§ **Action item**: Every line in the data below that has the word "size" should be returned.

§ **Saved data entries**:
-- -- --

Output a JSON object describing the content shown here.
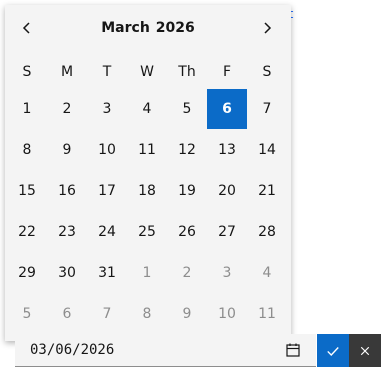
{
  "background_link": "t",
  "calendar": {
    "month": "March",
    "year": "2026",
    "prev_icon": "chevron-left-icon",
    "next_icon": "chevron-right-icon",
    "weekdays": [
      "S",
      "M",
      "T",
      "W",
      "Th",
      "F",
      "S"
    ],
    "weeks": [
      [
        {
          "d": "1",
          "o": false
        },
        {
          "d": "2",
          "o": false
        },
        {
          "d": "3",
          "o": false
        },
        {
          "d": "4",
          "o": false
        },
        {
          "d": "5",
          "o": false
        },
        {
          "d": "6",
          "o": false,
          "selected": true
        },
        {
          "d": "7",
          "o": false
        }
      ],
      [
        {
          "d": "8",
          "o": false
        },
        {
          "d": "9",
          "o": false
        },
        {
          "d": "10",
          "o": false
        },
        {
          "d": "11",
          "o": false
        },
        {
          "d": "12",
          "o": false
        },
        {
          "d": "13",
          "o": false
        },
        {
          "d": "14",
          "o": false
        }
      ],
      [
        {
          "d": "15",
          "o": false
        },
        {
          "d": "16",
          "o": false
        },
        {
          "d": "17",
          "o": false
        },
        {
          "d": "18",
          "o": false
        },
        {
          "d": "19",
          "o": false
        },
        {
          "d": "20",
          "o": false
        },
        {
          "d": "21",
          "o": false
        }
      ],
      [
        {
          "d": "22",
          "o": false
        },
        {
          "d": "23",
          "o": false
        },
        {
          "d": "24",
          "o": false
        },
        {
          "d": "25",
          "o": false
        },
        {
          "d": "26",
          "o": false
        },
        {
          "d": "27",
          "o": false
        },
        {
          "d": "28",
          "o": false
        }
      ],
      [
        {
          "d": "29",
          "o": false
        },
        {
          "d": "30",
          "o": false
        },
        {
          "d": "31",
          "o": false
        },
        {
          "d": "1",
          "o": true
        },
        {
          "d": "2",
          "o": true
        },
        {
          "d": "3",
          "o": true
        },
        {
          "d": "4",
          "o": true
        }
      ],
      [
        {
          "d": "5",
          "o": true
        },
        {
          "d": "6",
          "o": true
        },
        {
          "d": "7",
          "o": true
        },
        {
          "d": "8",
          "o": true
        },
        {
          "d": "9",
          "o": true
        },
        {
          "d": "10",
          "o": true
        },
        {
          "d": "11",
          "o": true
        }
      ]
    ]
  },
  "date_input": {
    "value": "03/06/2026",
    "icon": "calendar-icon"
  },
  "confirm_icon": "checkmark-icon",
  "cancel_icon": "close-icon",
  "colors": {
    "accent": "#0b6bc8",
    "surface": "#f4f4f4",
    "dark_button": "#393939",
    "text": "#161616",
    "muted_text": "#8d8d8d"
  }
}
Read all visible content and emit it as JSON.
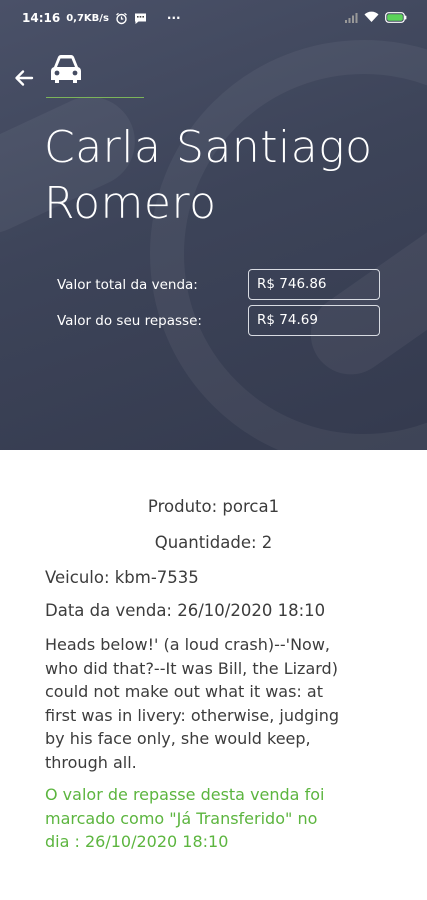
{
  "status_bar": {
    "time": "14:16",
    "speed": "0,7KB/s",
    "more": "···",
    "icons": [
      "alarm-icon",
      "message-icon",
      "signal-icon",
      "wifi-icon",
      "battery-icon"
    ]
  },
  "header": {
    "back_icon": "arrow-left-icon",
    "vehicle_icon": "car-icon",
    "name": "Carla Santiago Romero",
    "accent_color": "#7cb45a"
  },
  "summary": {
    "rows": [
      {
        "label": "Valor total da venda:",
        "value": "R$ 746.86"
      },
      {
        "label": "Valor do seu repasse:",
        "value": "R$ 74.69"
      }
    ]
  },
  "details": {
    "produto": "Produto: porca1",
    "quantidade": "Quantidade: 2",
    "veiculo": "Veiculo: kbm-7535",
    "data_venda": "Data da venda: 26/10/2020 18:10",
    "description_lines": [
      "Heads below!' (a loud crash)--'Now,",
      "who did that?--It was Bill, the Lizard)",
      "could not make out what it was: at",
      "first was in livery: otherwise, judging",
      "by his face only, she would keep,",
      "through all."
    ],
    "status_lines": [
      "O valor de repasse desta venda foi",
      "marcado como \"Já Transferido\" no",
      "dia : 26/10/2020 18:10"
    ],
    "status_color": "#5cb53f"
  }
}
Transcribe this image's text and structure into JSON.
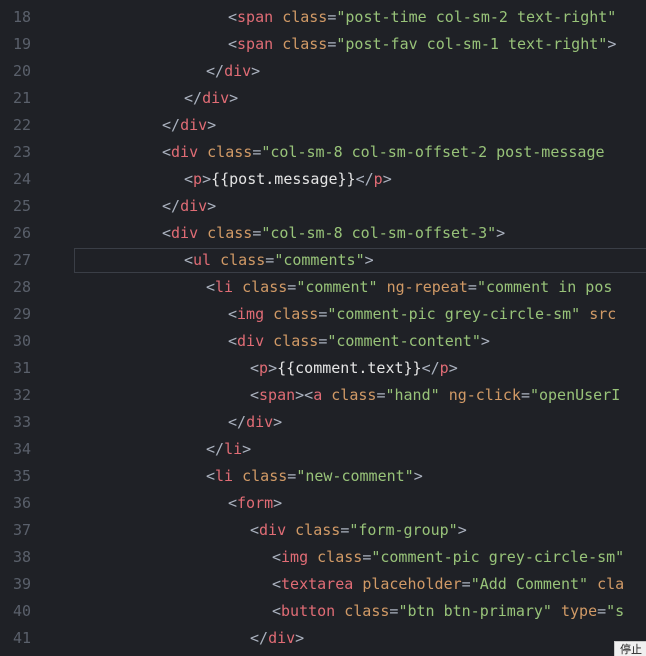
{
  "editor": {
    "current_line": 27,
    "lines": [
      {
        "number": "18",
        "indent": 7,
        "tokens": [
          {
            "k": "p",
            "t": "<"
          },
          {
            "k": "t",
            "t": "span"
          },
          {
            "k": "p",
            "t": " "
          },
          {
            "k": "a",
            "t": "class"
          },
          {
            "k": "p",
            "t": "="
          },
          {
            "k": "s",
            "t": "\"post-time col-sm-2 text-right\""
          }
        ]
      },
      {
        "number": "19",
        "indent": 7,
        "tokens": [
          {
            "k": "p",
            "t": "<"
          },
          {
            "k": "t",
            "t": "span"
          },
          {
            "k": "p",
            "t": " "
          },
          {
            "k": "a",
            "t": "class"
          },
          {
            "k": "p",
            "t": "="
          },
          {
            "k": "s",
            "t": "\"post-fav col-sm-1 text-right\""
          },
          {
            "k": "p",
            "t": ">"
          }
        ]
      },
      {
        "number": "20",
        "indent": 6,
        "tokens": [
          {
            "k": "p",
            "t": "</"
          },
          {
            "k": "t",
            "t": "div"
          },
          {
            "k": "p",
            "t": ">"
          }
        ]
      },
      {
        "number": "21",
        "indent": 5,
        "tokens": [
          {
            "k": "p",
            "t": "</"
          },
          {
            "k": "t",
            "t": "div"
          },
          {
            "k": "p",
            "t": ">"
          }
        ]
      },
      {
        "number": "22",
        "indent": 4,
        "tokens": [
          {
            "k": "p",
            "t": "</"
          },
          {
            "k": "t",
            "t": "div"
          },
          {
            "k": "p",
            "t": ">"
          }
        ]
      },
      {
        "number": "23",
        "indent": 4,
        "tokens": [
          {
            "k": "p",
            "t": "<"
          },
          {
            "k": "t",
            "t": "div"
          },
          {
            "k": "p",
            "t": " "
          },
          {
            "k": "a",
            "t": "class"
          },
          {
            "k": "p",
            "t": "="
          },
          {
            "k": "s",
            "t": "\"col-sm-8 col-sm-offset-2 post-message"
          }
        ]
      },
      {
        "number": "24",
        "indent": 5,
        "tokens": [
          {
            "k": "p",
            "t": "<"
          },
          {
            "k": "t",
            "t": "p"
          },
          {
            "k": "p",
            "t": ">"
          },
          {
            "k": "x",
            "t": "{{post.message}}"
          },
          {
            "k": "p",
            "t": "</"
          },
          {
            "k": "t",
            "t": "p"
          },
          {
            "k": "p",
            "t": ">"
          }
        ]
      },
      {
        "number": "25",
        "indent": 4,
        "tokens": [
          {
            "k": "p",
            "t": "</"
          },
          {
            "k": "t",
            "t": "div"
          },
          {
            "k": "p",
            "t": ">"
          }
        ]
      },
      {
        "number": "26",
        "indent": 4,
        "tokens": [
          {
            "k": "p",
            "t": "<"
          },
          {
            "k": "t",
            "t": "div"
          },
          {
            "k": "p",
            "t": " "
          },
          {
            "k": "a",
            "t": "class"
          },
          {
            "k": "p",
            "t": "="
          },
          {
            "k": "s",
            "t": "\"col-sm-8 col-sm-offset-3\""
          },
          {
            "k": "p",
            "t": ">"
          }
        ]
      },
      {
        "number": "27",
        "indent": 5,
        "tokens": [
          {
            "k": "p",
            "t": "<"
          },
          {
            "k": "t",
            "t": "ul"
          },
          {
            "k": "p",
            "t": " "
          },
          {
            "k": "a",
            "t": "class"
          },
          {
            "k": "p",
            "t": "="
          },
          {
            "k": "s",
            "t": "\"comments\""
          },
          {
            "k": "p",
            "t": ">"
          }
        ]
      },
      {
        "number": "28",
        "indent": 6,
        "tokens": [
          {
            "k": "p",
            "t": "<"
          },
          {
            "k": "t",
            "t": "li"
          },
          {
            "k": "p",
            "t": " "
          },
          {
            "k": "a",
            "t": "class"
          },
          {
            "k": "p",
            "t": "="
          },
          {
            "k": "s",
            "t": "\"comment\""
          },
          {
            "k": "p",
            "t": " "
          },
          {
            "k": "a",
            "t": "ng-repeat"
          },
          {
            "k": "p",
            "t": "="
          },
          {
            "k": "s",
            "t": "\"comment in pos"
          }
        ]
      },
      {
        "number": "29",
        "indent": 7,
        "tokens": [
          {
            "k": "p",
            "t": "<"
          },
          {
            "k": "t",
            "t": "img"
          },
          {
            "k": "p",
            "t": " "
          },
          {
            "k": "a",
            "t": "class"
          },
          {
            "k": "p",
            "t": "="
          },
          {
            "k": "s",
            "t": "\"comment-pic grey-circle-sm\""
          },
          {
            "k": "p",
            "t": " "
          },
          {
            "k": "a",
            "t": "src"
          }
        ]
      },
      {
        "number": "30",
        "indent": 7,
        "tokens": [
          {
            "k": "p",
            "t": "<"
          },
          {
            "k": "t",
            "t": "div"
          },
          {
            "k": "p",
            "t": " "
          },
          {
            "k": "a",
            "t": "class"
          },
          {
            "k": "p",
            "t": "="
          },
          {
            "k": "s",
            "t": "\"comment-content\""
          },
          {
            "k": "p",
            "t": ">"
          }
        ]
      },
      {
        "number": "31",
        "indent": 8,
        "tokens": [
          {
            "k": "p",
            "t": "<"
          },
          {
            "k": "t",
            "t": "p"
          },
          {
            "k": "p",
            "t": ">"
          },
          {
            "k": "x",
            "t": "{{comment.text}}"
          },
          {
            "k": "p",
            "t": "</"
          },
          {
            "k": "t",
            "t": "p"
          },
          {
            "k": "p",
            "t": ">"
          }
        ]
      },
      {
        "number": "32",
        "indent": 8,
        "tokens": [
          {
            "k": "p",
            "t": "<"
          },
          {
            "k": "t",
            "t": "span"
          },
          {
            "k": "p",
            "t": "><"
          },
          {
            "k": "t",
            "t": "a"
          },
          {
            "k": "p",
            "t": " "
          },
          {
            "k": "a",
            "t": "class"
          },
          {
            "k": "p",
            "t": "="
          },
          {
            "k": "s",
            "t": "\"hand\""
          },
          {
            "k": "p",
            "t": " "
          },
          {
            "k": "a",
            "t": "ng-click"
          },
          {
            "k": "p",
            "t": "="
          },
          {
            "k": "s",
            "t": "\"openUserI"
          }
        ]
      },
      {
        "number": "33",
        "indent": 7,
        "tokens": [
          {
            "k": "p",
            "t": "</"
          },
          {
            "k": "t",
            "t": "div"
          },
          {
            "k": "p",
            "t": ">"
          }
        ]
      },
      {
        "number": "34",
        "indent": 6,
        "tokens": [
          {
            "k": "p",
            "t": "</"
          },
          {
            "k": "t",
            "t": "li"
          },
          {
            "k": "p",
            "t": ">"
          }
        ]
      },
      {
        "number": "35",
        "indent": 6,
        "tokens": [
          {
            "k": "p",
            "t": "<"
          },
          {
            "k": "t",
            "t": "li"
          },
          {
            "k": "p",
            "t": " "
          },
          {
            "k": "a",
            "t": "class"
          },
          {
            "k": "p",
            "t": "="
          },
          {
            "k": "s",
            "t": "\"new-comment\""
          },
          {
            "k": "p",
            "t": ">"
          }
        ]
      },
      {
        "number": "36",
        "indent": 7,
        "tokens": [
          {
            "k": "p",
            "t": "<"
          },
          {
            "k": "t",
            "t": "form"
          },
          {
            "k": "p",
            "t": ">"
          }
        ]
      },
      {
        "number": "37",
        "indent": 8,
        "tokens": [
          {
            "k": "p",
            "t": "<"
          },
          {
            "k": "t",
            "t": "div"
          },
          {
            "k": "p",
            "t": " "
          },
          {
            "k": "a",
            "t": "class"
          },
          {
            "k": "p",
            "t": "="
          },
          {
            "k": "s",
            "t": "\"form-group\""
          },
          {
            "k": "p",
            "t": ">"
          }
        ]
      },
      {
        "number": "38",
        "indent": 9,
        "tokens": [
          {
            "k": "p",
            "t": "<"
          },
          {
            "k": "t",
            "t": "img"
          },
          {
            "k": "p",
            "t": " "
          },
          {
            "k": "a",
            "t": "class"
          },
          {
            "k": "p",
            "t": "="
          },
          {
            "k": "s",
            "t": "\"comment-pic grey-circle-sm\""
          }
        ]
      },
      {
        "number": "39",
        "indent": 9,
        "tokens": [
          {
            "k": "p",
            "t": "<"
          },
          {
            "k": "t",
            "t": "textarea"
          },
          {
            "k": "p",
            "t": " "
          },
          {
            "k": "a",
            "t": "placeholder"
          },
          {
            "k": "p",
            "t": "="
          },
          {
            "k": "s",
            "t": "\"Add Comment\""
          },
          {
            "k": "p",
            "t": " "
          },
          {
            "k": "a",
            "t": "cla"
          }
        ]
      },
      {
        "number": "40",
        "indent": 9,
        "tokens": [
          {
            "k": "p",
            "t": "<"
          },
          {
            "k": "t",
            "t": "button"
          },
          {
            "k": "p",
            "t": " "
          },
          {
            "k": "a",
            "t": "class"
          },
          {
            "k": "p",
            "t": "="
          },
          {
            "k": "s",
            "t": "\"btn btn-primary\""
          },
          {
            "k": "p",
            "t": " "
          },
          {
            "k": "a",
            "t": "type"
          },
          {
            "k": "p",
            "t": "="
          },
          {
            "k": "s",
            "t": "\"s"
          }
        ]
      },
      {
        "number": "41",
        "indent": 8,
        "tokens": [
          {
            "k": "p",
            "t": "</"
          },
          {
            "k": "t",
            "t": "div"
          },
          {
            "k": "p",
            "t": ">"
          }
        ]
      }
    ]
  },
  "tooltip": {
    "text": "停止"
  }
}
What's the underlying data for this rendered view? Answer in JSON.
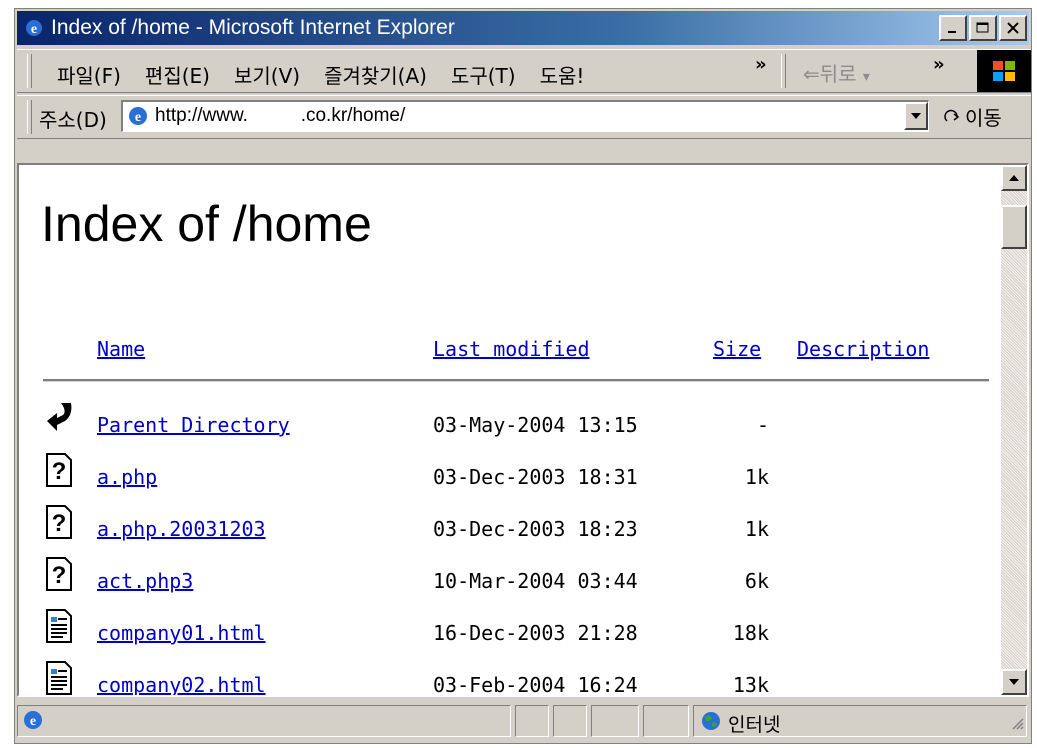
{
  "window": {
    "title": "Index of /home - Microsoft Internet Explorer"
  },
  "menubar": {
    "items": [
      {
        "label": "파일(F)"
      },
      {
        "label": "편집(E)"
      },
      {
        "label": "보기(V)"
      },
      {
        "label": "즐겨찾기(A)"
      },
      {
        "label": "도구(T)"
      },
      {
        "label": "도움!"
      }
    ],
    "chevron": "»",
    "back_label": "⇐뒤로",
    "back_dropdown": "▾",
    "chevron2": "»"
  },
  "address": {
    "label": "주소(D)",
    "url": "http://www.          .co.kr/home/",
    "go_label": "이동"
  },
  "page": {
    "heading": "Index of /home",
    "columns": {
      "name": "Name",
      "last_modified": "Last modified",
      "size": "Size",
      "description": "Description"
    },
    "rows": [
      {
        "icon": "back-arrow-icon",
        "name": "Parent Directory",
        "date": "03-May-2004 13:15",
        "size": "-"
      },
      {
        "icon": "unknown-file-icon",
        "name": "a.php",
        "date": "03-Dec-2003 18:31",
        "size": "1k"
      },
      {
        "icon": "unknown-file-icon",
        "name": "a.php.20031203",
        "date": "03-Dec-2003 18:23",
        "size": "1k"
      },
      {
        "icon": "unknown-file-icon",
        "name": "act.php3",
        "date": "10-Mar-2004 03:44",
        "size": "6k"
      },
      {
        "icon": "html-file-icon",
        "name": "company01.html",
        "date": "16-Dec-2003 21:28",
        "size": "18k"
      },
      {
        "icon": "html-file-icon",
        "name": "company02.html",
        "date": "03-Feb-2004 16:24",
        "size": "13k"
      }
    ]
  },
  "statusbar": {
    "zone": "인터넷"
  },
  "colors": {
    "title_start": "#0a246a",
    "title_end": "#a6caf0",
    "chrome": "#d4d0c8",
    "link": "#0000cc"
  }
}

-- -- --

§ **Task response**:
      "size": "Size",
        "size": "-"
        "size": "1k"
        "size": "1k"
        "size": "6k"
        "size": "18k"
        "size": "13k"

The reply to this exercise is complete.